Likewise with the role that the GCC states play in the regional political economy. I am not claiming that the slogans and demands of the uprisings explicitly target the GCC states in this manner (or, indeed, Israel or the US), but contained within their logic is an implicit challenge to the regional order as it has developed over the last two decades. The social structures that characterized political rule in Egypt, Tunisia and elsewhere are themselves part of how the GCC – linked to the domination of foreign powers and the position of Israel – established its place atop the hierarchies of the regional market. The struggles against dictatorship that the uprisings represent are, simultaneously, intertwined with the way that capitalism has developed across the region and, in this sense, are also struggles the Gulf.
This explains the furious attempts by the GCC states to hold back and derail these uprisings – they are absolute central to the counter-revolutionary wave that is being unleashed today in the region. I think a convincing case can be made that imperialism in the region is articulated with – and largely works through – the GCC states.
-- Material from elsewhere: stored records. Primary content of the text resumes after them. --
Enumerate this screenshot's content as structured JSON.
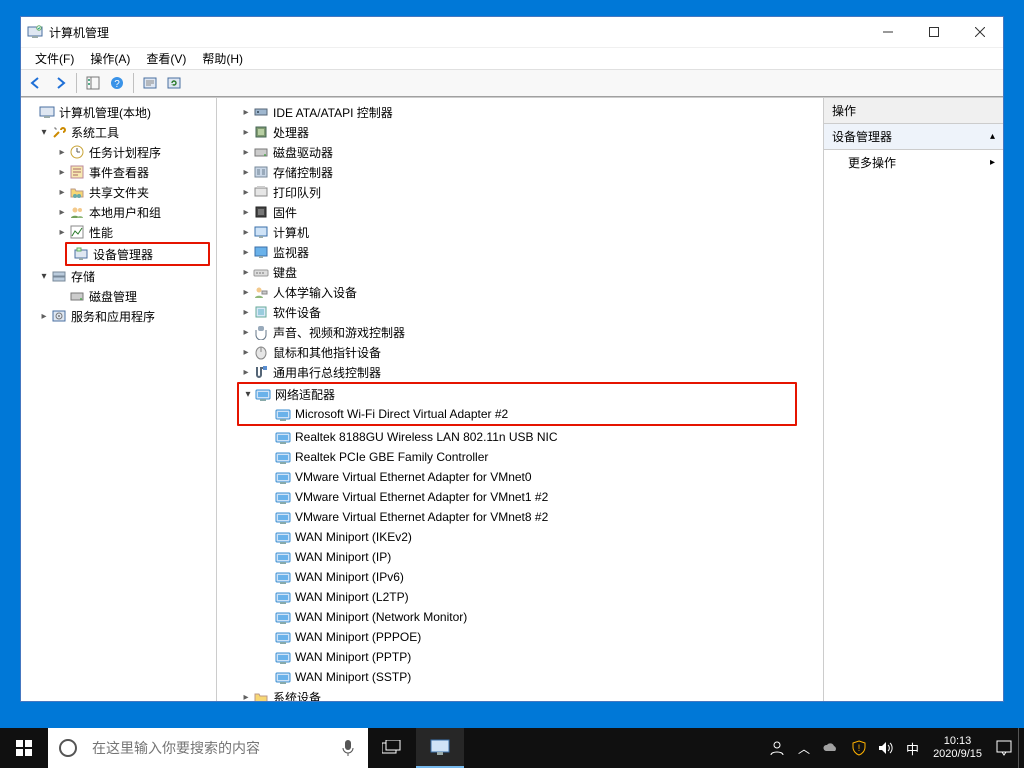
{
  "window": {
    "title": "计算机管理"
  },
  "menubar": [
    "文件(F)",
    "操作(A)",
    "查看(V)",
    "帮助(H)"
  ],
  "left_tree": {
    "root": "计算机管理(本地)",
    "system_tools": {
      "label": "系统工具",
      "children": [
        "任务计划程序",
        "事件查看器",
        "共享文件夹",
        "本地用户和组",
        "性能",
        "设备管理器"
      ]
    },
    "storage": {
      "label": "存储",
      "children": [
        "磁盘管理"
      ]
    },
    "services": {
      "label": "服务和应用程序"
    }
  },
  "device_categories": [
    "IDE ATA/ATAPI 控制器",
    "处理器",
    "磁盘驱动器",
    "存储控制器",
    "打印队列",
    "固件",
    "计算机",
    "监视器",
    "键盘",
    "人体学输入设备",
    "软件设备",
    "声音、视频和游戏控制器",
    "鼠标和其他指针设备",
    "通用串行总线控制器"
  ],
  "network_adapters": {
    "label": "网络适配器",
    "items": [
      "Microsoft Wi-Fi Direct Virtual Adapter #2",
      "Realtek 8188GU Wireless LAN 802.11n USB NIC",
      "Realtek PCIe GBE Family Controller",
      "VMware Virtual Ethernet Adapter for VMnet0",
      "VMware Virtual Ethernet Adapter for VMnet1 #2",
      "VMware Virtual Ethernet Adapter for VMnet8 #2",
      "WAN Miniport (IKEv2)",
      "WAN Miniport (IP)",
      "WAN Miniport (IPv6)",
      "WAN Miniport (L2TP)",
      "WAN Miniport (Network Monitor)",
      "WAN Miniport (PPPOE)",
      "WAN Miniport (PPTP)",
      "WAN Miniport (SSTP)"
    ]
  },
  "device_categories_after": [
    "系统设备"
  ],
  "actions": {
    "header": "操作",
    "group": "设备管理器",
    "more": "更多操作"
  },
  "taskbar": {
    "search_placeholder": "在这里输入你要搜索的内容",
    "ime": "中",
    "time": "10:13",
    "date": "2020/9/15"
  },
  "colors": {
    "accent": "#0078d7",
    "highlight_border": "#e51400"
  }
}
The NATO-led invasion of Libya is a clear example of this, with Qatar and the UAE, in particular, playing a very important role in this invasion. The Gulf states sent troops, money and equipment and – perhaps most importantly – provided the political legitimacy for this attack. There are many other examples – we can see it in the billions of dollars that are being promised by the Gulf states to the regimes in Egypt and Tunisia; the military intervention in Bahrain; the offer made to Jordan and Morocco to join the GCC (thereby bringing together all the reactionary monarchies in the region within a single bloc); and the centrality of the GCC to attempting to mediate and steer the uprisings in Syria and Yemen. And, perhaps most significantly, the rising threats that are being made against Iran. Indeed, the question of Iran is just as much a question of the GCC as it is of Israel.
So yes, the uprisings present a real possibility of shifting the regional order. Egypt, with its large, better organized working class and much stronger Left organizations is the key point of struggle. But to return to the themes above, in the long-run there are no ‘national’ solutions to the broader problems of uneven development facing the Middle East and North Africa. These require a pan-regional solution and, centrally, that means confronting the position of the GCC states as the core of capitalism in the region.